wake me up before you go – go


So I’m finally back!! It’s pretty surreal being back in Dublin after 5 weeks on the go. I visited some of the most beautiful areas in Spain, made so many new friends from all around the world, consumed inordinate amounts of red wine, gave up sweets and pastries only to become addicted to cafe con latte and Principe biscuits, took over 600 photos only to wish I had taken more, oh and I walked over 1000 beautiful kilometres in sunshine, rain and snow. I’m already planning when I can squash in my next Camino!

WEEK 1: approx 210km

St Jean – Roncesvalles – Larrasoana – Uterga – Lorca – Los Arcos – Logrono – Najera


  • leave early in the mornings to see the valleys shrouded in mist and catch the rising sun
  • bring a small knife.
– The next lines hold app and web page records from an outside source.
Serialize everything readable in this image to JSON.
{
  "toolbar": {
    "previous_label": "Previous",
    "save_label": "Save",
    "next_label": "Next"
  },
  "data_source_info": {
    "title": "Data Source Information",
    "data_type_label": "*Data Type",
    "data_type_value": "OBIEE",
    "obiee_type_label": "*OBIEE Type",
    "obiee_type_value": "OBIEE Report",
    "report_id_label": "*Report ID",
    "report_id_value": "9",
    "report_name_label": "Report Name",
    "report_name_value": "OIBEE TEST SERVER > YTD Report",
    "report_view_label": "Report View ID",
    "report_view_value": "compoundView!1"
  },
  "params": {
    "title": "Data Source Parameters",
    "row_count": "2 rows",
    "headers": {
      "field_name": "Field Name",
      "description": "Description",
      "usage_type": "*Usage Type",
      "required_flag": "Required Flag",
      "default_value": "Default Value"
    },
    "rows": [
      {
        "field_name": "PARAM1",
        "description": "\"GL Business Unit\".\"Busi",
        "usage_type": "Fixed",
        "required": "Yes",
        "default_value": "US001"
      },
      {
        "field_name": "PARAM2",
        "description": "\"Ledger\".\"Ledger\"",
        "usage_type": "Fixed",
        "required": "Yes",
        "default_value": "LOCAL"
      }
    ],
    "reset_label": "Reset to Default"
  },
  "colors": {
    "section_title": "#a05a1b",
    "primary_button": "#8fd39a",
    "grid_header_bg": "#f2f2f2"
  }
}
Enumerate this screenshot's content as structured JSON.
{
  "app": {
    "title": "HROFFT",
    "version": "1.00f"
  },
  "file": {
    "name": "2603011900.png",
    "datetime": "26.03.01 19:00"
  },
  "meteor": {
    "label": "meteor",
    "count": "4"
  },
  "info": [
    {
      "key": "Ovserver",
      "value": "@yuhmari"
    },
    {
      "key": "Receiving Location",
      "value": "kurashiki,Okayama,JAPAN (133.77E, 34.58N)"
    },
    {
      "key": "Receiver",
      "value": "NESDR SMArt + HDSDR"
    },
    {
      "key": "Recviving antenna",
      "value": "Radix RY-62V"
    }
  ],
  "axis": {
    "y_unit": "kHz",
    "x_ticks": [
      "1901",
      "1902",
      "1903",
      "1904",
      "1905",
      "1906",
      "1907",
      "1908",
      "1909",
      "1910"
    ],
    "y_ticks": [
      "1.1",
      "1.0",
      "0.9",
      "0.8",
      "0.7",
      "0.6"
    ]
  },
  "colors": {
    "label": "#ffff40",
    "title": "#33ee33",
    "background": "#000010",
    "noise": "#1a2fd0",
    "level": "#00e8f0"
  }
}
It will make a world of a difference when you are trying to assemble a lunchtime sandwich on top of a mountain.
  • wind down with a few drinks in the evening until at least 9pm. Relax and get to know your fellow peregrinos.
  • bring a hat. A woolly one for the mountains, something shaded for the sun. Blistering red swollen ears are not comfortable, particularly when someone pops the blisters in a cafe as you are trying to enjoy your brunch. I couldn’t finish my coffee.
  • slow down to walk with the old local man who wants to tell you his life story even though you don’t know what he is saying. His tearful goodbye and well wishes for your remaining journey is only the beginning of the wonderful Spanish hospitality.
  • if you are young and able, take the top bunk leaving the bottom for the elderly and late arrivals. Be prepared to sleep in very basic accommodation. As long as there is a bed it is perfect. Hot water may become a luxury!


  • wake everyone else leaving early. Gather your things, leave the bedroom and then pack your bag as loudly as you want. Shouting goodbye to your comrades at the top of your voice may get an smelly pair of socks thrown at you. In my defence, 5 am is waaay to early to leave and wake others.
  • forget earplugs. Essential to  drown out the cacophony of snores echoing around the bedrooms. I find myself missing the sound now that I’m home, but a good nights sleep is important to get back your energy.
  • get set up with sons and cousins of your drinking companions.
  • accept improptu marriage proposals when talking with said older persons
  • expect everything to be open all the time. The Spanish stores have different opening hours, vital if you need medicine from a farmacia or some food to keep going.
  • exhaust yourself. Take your time, you’re supposed to enjoy the walk. It’s not a race.

lakebenchlos arcosnajera






  • Lorca. Delightful small village I happened upon after exhausting myself the previous day. Most peaceful nights sleep I had, in a small 12 bed hostel. They washed my clothes for me, a huge slice of tortilla cost only 1.50, beer was cheap, the hospitalero friendly and the Italian girl working there was happy to drink with us late in the evening giving Camino advice.
  • the municipal albergue in Roncesvalles. One of the largest on the camino Frances, in an old convent and I was pleasantly awoken at 6.30 am by the gentle guitar playing of the hospitalero who is serenading you with Wham(!) songs. Other plus points include the priest giving groups a guided tour of the old buildings.


  • La Posada, Roncesvalles, unless you’re eating the menu del peregrino. The starter soup may cost €7 alone otherwise! You can get ripped off sometimes along the camino, keep an eye out!
  • Zariquiegui hostel, after Pamplona, unless it is May. If it is unexpectedly closed you have to walk a further 6.5 km over a hill…. having already walked 30 km, on the hottest day of the year so far, sweltering sunshine in the afternoon and running out of water half way up. I almost didn’t think I’d make it.


Guidebook says…

  • “The first half is a tranquil walk, gently rolling farmland”
  • “gateway to the inner realm of spirit. one path is full of distraction..other leads to the real world”
  • “Pilgrims may cross greater mystery beyond the suffering of the world”

Evas words of wisdom…

  • gently rolling really means lots of hills through a valley which has turned into a wind funnel by mid afternoon. Not all areas are beautiful. While most parts are, walking into the larger cities or beside industrial factories is not so spectacular.
  • while it’s a time for reflection don’t forget to just be present in the moment and don’t miss what is all around you
  • the suffering of my hangover after sharing a bottle of local liquor with an enthusiastic Slovenian man was no great mystery to me.

sunriselosarcos deutsche pamplona